Then Dončić went for a dunk, Brandon Ingram slid in for the block from behind, and Dončić hit the ground. Hard.

Dončić tried to stay in, but after one more play went back to the locker room and did not return due to what the team called a heel contusion. He could miss a game or two of the upcoming Mavericks’ five-game road trip — which starts with a nationally televised game Saturday in Golden State — according to Jeff Stotts of In Street Clothes.

There likely will be more information from the team over the next 24 hours.

How much the Mavericks need Dončić was on display the rest of this game. The Pelicans stormed back and might have had a chance to tie the game with 3.4 seconds left when a blown call by the referees — Ingram blocked an inbounds pass but was ruled out of bounds in doing so, when he wasn’t — robbed them of that opportunity.
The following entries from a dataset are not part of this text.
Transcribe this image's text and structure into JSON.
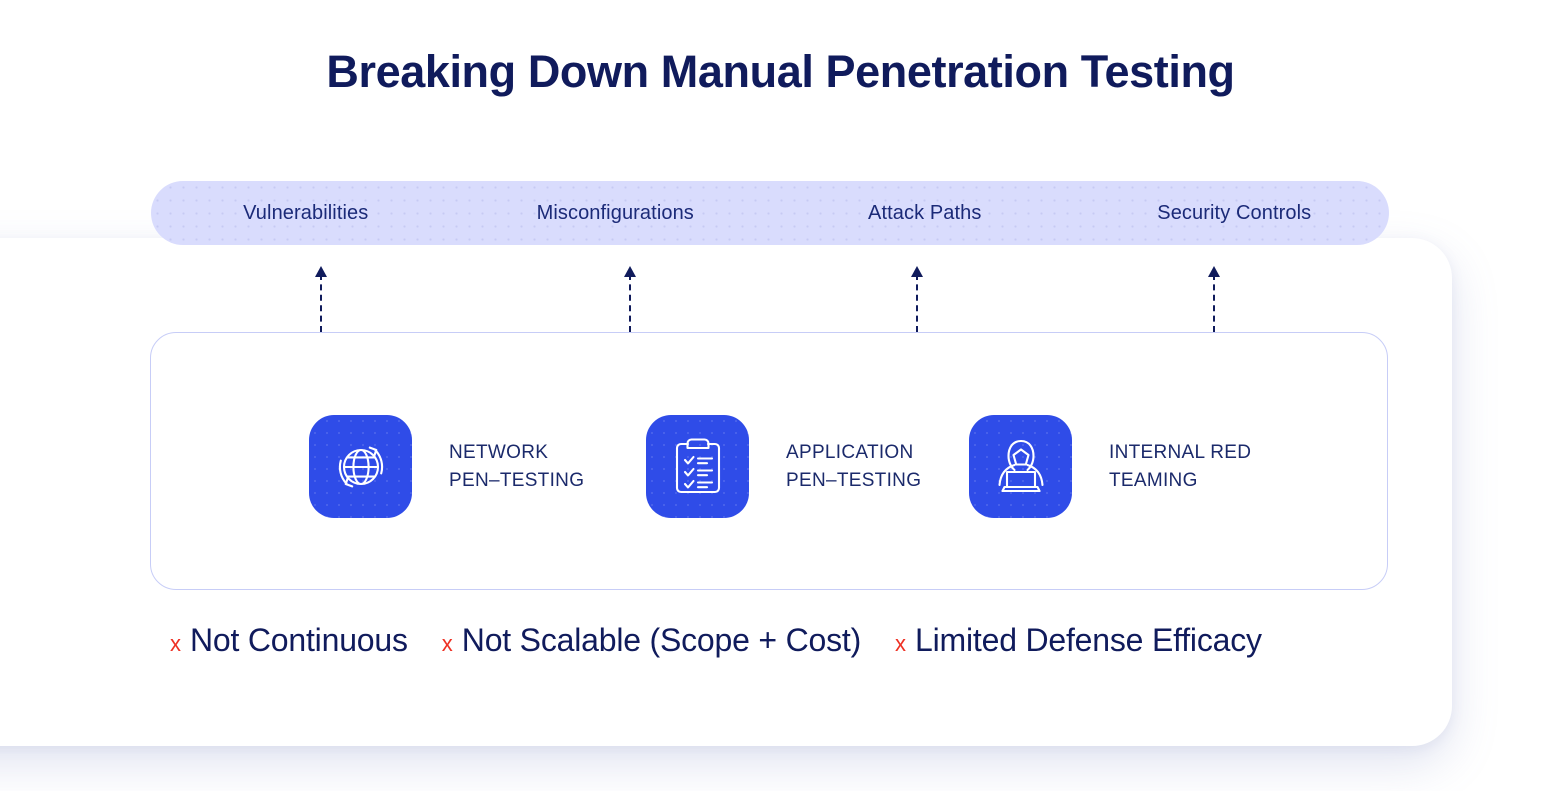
{
  "page": {
    "title": "Breaking Down Manual Penetration Testing",
    "colors": {
      "title_navy": "#101B5C",
      "banner_bg": "#D9DCFD",
      "banner_text": "#1B2A78",
      "tile_blue": "#2F4CE8",
      "panel_border": "#C7CDF7",
      "x_red": "#EE3124",
      "label_navy": "#1B2A6B",
      "background": "#FFFFFF"
    }
  },
  "banner": {
    "items": [
      {
        "label": "Vulnerabilities"
      },
      {
        "label": "Misconfigurations"
      },
      {
        "label": "Attack Paths"
      },
      {
        "label": "Security Controls"
      }
    ]
  },
  "arrows": [
    {
      "name": "arrow-to-vulnerabilities",
      "direction": "up",
      "style": "dashed"
    },
    {
      "name": "arrow-to-misconfigurations",
      "direction": "up",
      "style": "dashed"
    },
    {
      "name": "arrow-to-attack-paths",
      "direction": "up",
      "style": "dashed"
    },
    {
      "name": "arrow-to-security-controls",
      "direction": "up",
      "style": "dashed"
    }
  ],
  "services": [
    {
      "icon": "globe-refresh-icon",
      "line1": "NETWORK",
      "line2": "PEN–TESTING",
      "label": "NETWORK\nPEN–TESTING"
    },
    {
      "icon": "clipboard-checklist-icon",
      "line1": "APPLICATION",
      "line2": "PEN–TESTING",
      "label": "APPLICATION\nPEN–TESTING"
    },
    {
      "icon": "hooded-hacker-laptop-icon",
      "line1": "INTERNAL RED",
      "line2": "TEAMING",
      "label": "INTERNAL RED\nTEAMING"
    }
  ],
  "cons": {
    "marker": "x",
    "items": [
      {
        "label": "Not Continuous"
      },
      {
        "label": "Not Scalable (Scope + Cost)"
      },
      {
        "label": "Limited Defense Efficacy"
      }
    ]
  }
}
Larry Nance Jr. took his shot at the officials for that.

With this win, the Mavericks moved into fourth place in the West (ahead of the Clippers, who fell to the Bucks Thursday).